The popular vote has a very different story. Barring a few brief hiccups, Obama was consistently ahead of Romney prior to the first debate; after it, national polls have repeatedly flipped the popular vote back and forth between the two men. This is where the Humphrey campaign offers a useful historical parallel: Like Romney with Obama, Humphrey trailed behind Nixon through the bulk of the campaign until a single game-changing moment roughly five weeks before Election Day caused him to rapidly improve in the polls (due in Humphrey’s case to a widely-lauded speech on the Vietnam War). Had the election been held one week later, it is quite possible that Humphrey would have been among the handful of Also Rans to win the popular vote while losing the election itself (including Andrew Jackson in 1824, Samuel Tilden in 1876, Grover Cleveland in 1888, and Al Gore in 2000). Instead, Humphrey fell behind Nixon in the popular vote by 0.7%, making the 1968 election one of six in which less than a single percentage point separated the two major candidates (the others being in 1880, 1884, 1888, 1960, 1968, and 2000). More importantly, he lost in the Electoral College by 302 to 191 (with 45 electoral votes going to segregationist third-party candidate George Wallace). Like Obama, Nixon had carefully built up a firewall of strength in the one place that, for better or worse, matters most.

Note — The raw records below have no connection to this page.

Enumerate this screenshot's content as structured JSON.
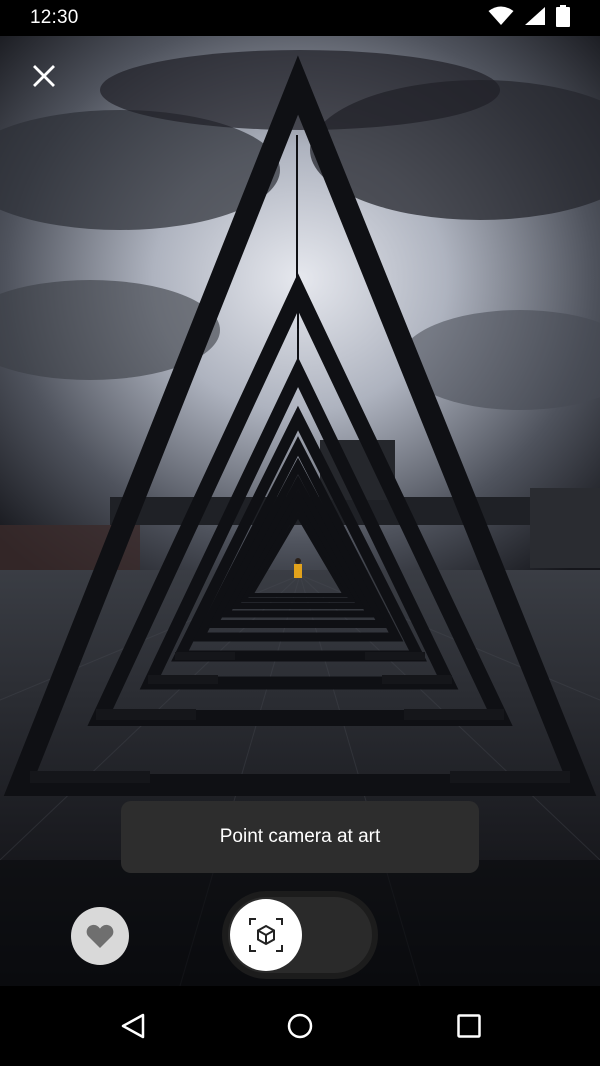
{
  "status_bar": {
    "time": "12:30",
    "icons": [
      "wifi-icon",
      "cellular-signal-icon",
      "battery-icon"
    ]
  },
  "camera": {
    "subject": "triangle-frames-tunnel-photo"
  },
  "header": {
    "close_icon": "close-icon"
  },
  "hint": {
    "text": "Point camera at art"
  },
  "controls": {
    "favorite_icon": "heart-icon",
    "mode_toggle_icon": "ar-cube-icon",
    "toggle_on": false
  },
  "nav_bar": {
    "buttons": [
      "back-icon",
      "home-icon",
      "recents-icon"
    ]
  },
  "colors": {
    "toast_bg": "#2d2d2d",
    "favorite_bg": "#d9d9d9",
    "toggle_bg": "#2a2a2a",
    "knob": "#ffffff"
  }
}
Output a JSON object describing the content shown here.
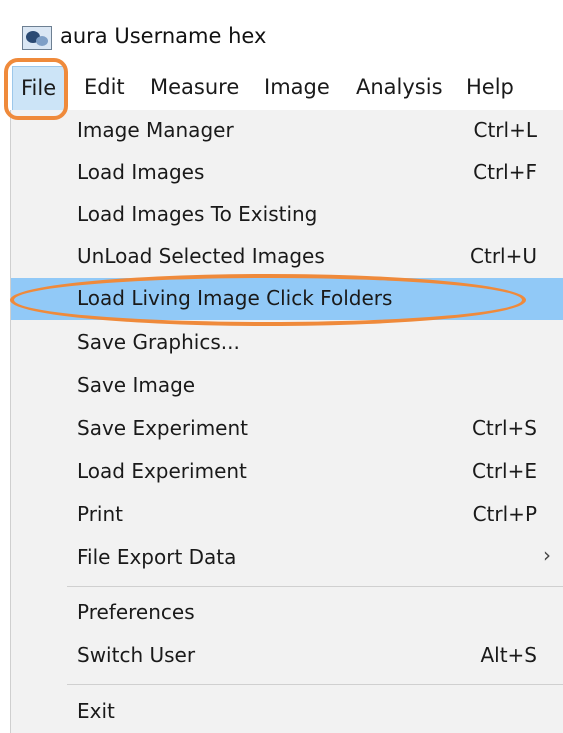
{
  "app": {
    "icon": "app-image-icon",
    "title": "aura   Username hex"
  },
  "menubar": {
    "items": [
      {
        "label": "File"
      },
      {
        "label": "Edit"
      },
      {
        "label": "Measure"
      },
      {
        "label": "Image"
      },
      {
        "label": "Analysis"
      },
      {
        "label": "Help"
      }
    ]
  },
  "file_menu": {
    "items": [
      {
        "label": "Image Manager",
        "shortcut": "Ctrl+L"
      },
      {
        "label": "Load Images",
        "shortcut": "Ctrl+F"
      },
      {
        "label": "Load Images To Existing",
        "shortcut": ""
      },
      {
        "label": "UnLoad Selected Images",
        "shortcut": "Ctrl+U"
      },
      {
        "label": "Load Living Image Click Folders",
        "shortcut": ""
      },
      {
        "label": "Save Graphics...",
        "shortcut": ""
      },
      {
        "label": "Save Image",
        "shortcut": ""
      },
      {
        "label": "Save Experiment",
        "shortcut": "Ctrl+S"
      },
      {
        "label": "Load Experiment",
        "shortcut": "Ctrl+E"
      },
      {
        "label": "Print",
        "shortcut": "Ctrl+P"
      },
      {
        "label": "File Export Data",
        "shortcut": "",
        "submenu_icon": "chevron-right-icon",
        "submenu_glyph": "›"
      },
      {
        "label": "Preferences",
        "shortcut": ""
      },
      {
        "label": "Switch User",
        "shortcut": "Alt+S"
      },
      {
        "label": "Exit",
        "shortcut": ""
      }
    ]
  },
  "colors": {
    "highlight": "#91c9f7",
    "callout": "#ef8a3b",
    "menu_background": "#f2f2f2"
  }
}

My hunch is that Romney will also lose the popular vote by less than one percent, although for the sake of convenience, I’m rounding Obama to 50% and Romney to 49% (as well as giving 1% to Libertarian candidate Gary Johnson, with the rest being split among various third parties). This would leave Obama with the dubious distinction of having the closest popular margin of victory ever received by a re-elected president, a record currently held by none other than George W. Bush (who beat John Kerry in 2004 by 2.4%). Of course, it is also quite possible that Romney will do what Humphrey could not and actually win the popular vote, which would make Obama the only incumbent to win another term without a plurality of the votes cast. Either way, one can safely bet against the Republicans actually winning the White House this year. What journalist Theodore H. White wrote of Humphrey will be just as true of Romney:
“As if by defiance of all political gravity, [he] had converted the downsweep of early autumn into a soaring upward streak that was to miss the rung of the magic trapeze by finger-short margins.”